  * @type {number}
  */
public cols: number = 2;

And now bind the cols input to the variable value:

<md-grid-list [cols]="cols" gutterSize="16px">
  <md-grid-tile>1</md-grid-tile>
  <md-grid-tile>2</md-grid-tile>
  <md-grid-tile>3</md-grid-tile>
  <md-grid-tile>5</md-grid-tile>
</md-grid-list>

Ok, to test this let’s set the value of the cols to a different number in the ngOnInit() lifecycle method:

ngOnInit() {
  // set cols
  this.cols = 1;
}

Your grid should now be displaying with a single column. Cool, our binding is working. Now, let’s put the ObservableMedia service to work.

First, let’s change our cols variable to be an Observable of a number. To do this, we need to first import the Observable class from the rxjs package. RxJS is a reactive extensions library for JavaScript.

If you have not installed rxjs, do that via:

$ npm install rxjs --save

Then, import Observable:

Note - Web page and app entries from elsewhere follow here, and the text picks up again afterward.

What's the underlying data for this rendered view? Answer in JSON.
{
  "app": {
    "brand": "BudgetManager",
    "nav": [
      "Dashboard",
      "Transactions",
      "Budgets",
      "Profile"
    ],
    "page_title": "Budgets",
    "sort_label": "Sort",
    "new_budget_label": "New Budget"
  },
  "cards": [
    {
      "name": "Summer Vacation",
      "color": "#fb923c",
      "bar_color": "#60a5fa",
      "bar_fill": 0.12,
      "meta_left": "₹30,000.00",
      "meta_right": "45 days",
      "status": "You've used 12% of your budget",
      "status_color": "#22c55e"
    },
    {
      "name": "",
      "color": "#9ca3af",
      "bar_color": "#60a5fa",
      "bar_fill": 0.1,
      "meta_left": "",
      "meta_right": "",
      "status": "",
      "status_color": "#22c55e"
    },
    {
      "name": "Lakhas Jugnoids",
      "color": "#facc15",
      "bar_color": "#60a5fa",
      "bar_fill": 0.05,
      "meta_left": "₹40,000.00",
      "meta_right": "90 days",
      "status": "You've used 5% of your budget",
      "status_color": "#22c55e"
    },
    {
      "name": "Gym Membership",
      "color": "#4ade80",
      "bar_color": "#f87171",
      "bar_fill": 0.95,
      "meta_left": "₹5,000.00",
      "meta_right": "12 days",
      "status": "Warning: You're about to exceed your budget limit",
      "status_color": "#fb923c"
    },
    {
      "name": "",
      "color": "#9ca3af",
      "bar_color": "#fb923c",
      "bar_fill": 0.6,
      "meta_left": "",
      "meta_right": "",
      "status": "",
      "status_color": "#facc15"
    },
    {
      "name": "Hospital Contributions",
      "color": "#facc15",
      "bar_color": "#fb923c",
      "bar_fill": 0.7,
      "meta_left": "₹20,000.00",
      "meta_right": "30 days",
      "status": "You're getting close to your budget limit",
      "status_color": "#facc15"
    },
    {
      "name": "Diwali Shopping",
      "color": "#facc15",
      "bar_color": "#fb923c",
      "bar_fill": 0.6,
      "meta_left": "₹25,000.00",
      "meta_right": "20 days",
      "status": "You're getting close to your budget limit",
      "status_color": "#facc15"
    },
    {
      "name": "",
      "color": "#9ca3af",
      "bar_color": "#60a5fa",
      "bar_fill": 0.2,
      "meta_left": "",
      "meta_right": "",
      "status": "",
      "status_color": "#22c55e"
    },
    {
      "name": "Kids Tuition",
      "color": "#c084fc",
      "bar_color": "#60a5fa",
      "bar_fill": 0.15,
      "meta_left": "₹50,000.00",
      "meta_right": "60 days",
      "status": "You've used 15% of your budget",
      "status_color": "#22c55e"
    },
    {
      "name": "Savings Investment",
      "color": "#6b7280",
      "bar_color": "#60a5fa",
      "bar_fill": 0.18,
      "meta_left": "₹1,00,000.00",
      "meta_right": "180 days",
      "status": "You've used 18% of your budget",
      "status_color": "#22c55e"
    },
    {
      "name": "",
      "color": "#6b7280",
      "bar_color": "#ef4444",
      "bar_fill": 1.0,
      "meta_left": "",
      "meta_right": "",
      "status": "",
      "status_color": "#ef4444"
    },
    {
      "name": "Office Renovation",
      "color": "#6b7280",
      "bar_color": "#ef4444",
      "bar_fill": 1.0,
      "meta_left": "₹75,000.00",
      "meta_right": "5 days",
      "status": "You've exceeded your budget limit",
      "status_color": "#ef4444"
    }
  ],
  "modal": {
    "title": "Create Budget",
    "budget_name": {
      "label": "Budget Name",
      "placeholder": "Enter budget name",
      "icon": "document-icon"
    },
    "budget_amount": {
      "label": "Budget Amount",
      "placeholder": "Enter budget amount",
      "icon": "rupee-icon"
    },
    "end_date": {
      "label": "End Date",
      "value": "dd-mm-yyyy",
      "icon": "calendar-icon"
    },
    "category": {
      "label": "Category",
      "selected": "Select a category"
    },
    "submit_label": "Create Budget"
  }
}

import { Observable } from "rxjs/Observable";

Then, change our cols variable type declaration to:

/**
  * The number of colums in the md-grid-list directive.
  * @type {number}
  */
public cols: Observable<number>;

To subscribe to the observable in our template we will take advantage Angular’s async pipe. So, let’s update the cols input binding on the md-grid-list to:

<md-grid-list [cols]="cols | async" gutterSize="16px">
  <md-grid-tile>1</md-grid-tile>
  <md-grid-tile>2</md-grid-tile>
  <md-grid-tile>3</md-grid-tile>
  <md-grid-tile>5</md-grid-tile>
</md-grid-list>

Then, in the ngOnInit() lifecycle method we will first set the initial value of cols, and then we will observe for break point activation changes and update the value of cols appropriately.

ngOnInit() {
  // set cols
  if (this.observableMedia.isActive("xs")) {
    this.cols = Observable.of(1);
  } else if (this.observableMedia.isActive("sm") || this.observableMedia.isActive("md")) {
    this.cols = Observable.of(2);
  } else if (this.observableMedia.isActive("lg") || this.observableMedia.isActive("xl")) {
    this.cols = Observable.of(3);
  }

  // observe changes
  this.observableMedia.asObservable()
  .subscribe(change => {
    switch (change.mqAlias) {
      case "xs":
        return this.cols = Observable.of(1);
      case "sm":
      case "md":
        return this.cols = Observable.of(2);
      case "lg":
      case "xl":
        return this.cols = Observable.of(3);
    }
  });
}

I am first setting the initial value of rows based on the active media query break point. In this example I am setting the columns to:

  • 1 - for xs
  • 2 - for both sm and md break points
  • 3 - for both lg and xl break points

Finally, we subscribe() to any break point activation changes. I am simply switching on the media query alias and setting the cols to an Observable of the appropriate number of columns.

Plunker

See it in action:

Conclusion

Responsive is critical, and with Angular and Flex Layout, it’s easily accomplished. Plus, the ObservableMedia service enables us to work with media query break points in our Angular components.

Brian Love

Hi, I'm Brian. I am interested in TypeScript, Angular and Node.js. I'm married to my best friend Bonnie, I live in Denver and I ski (a lot).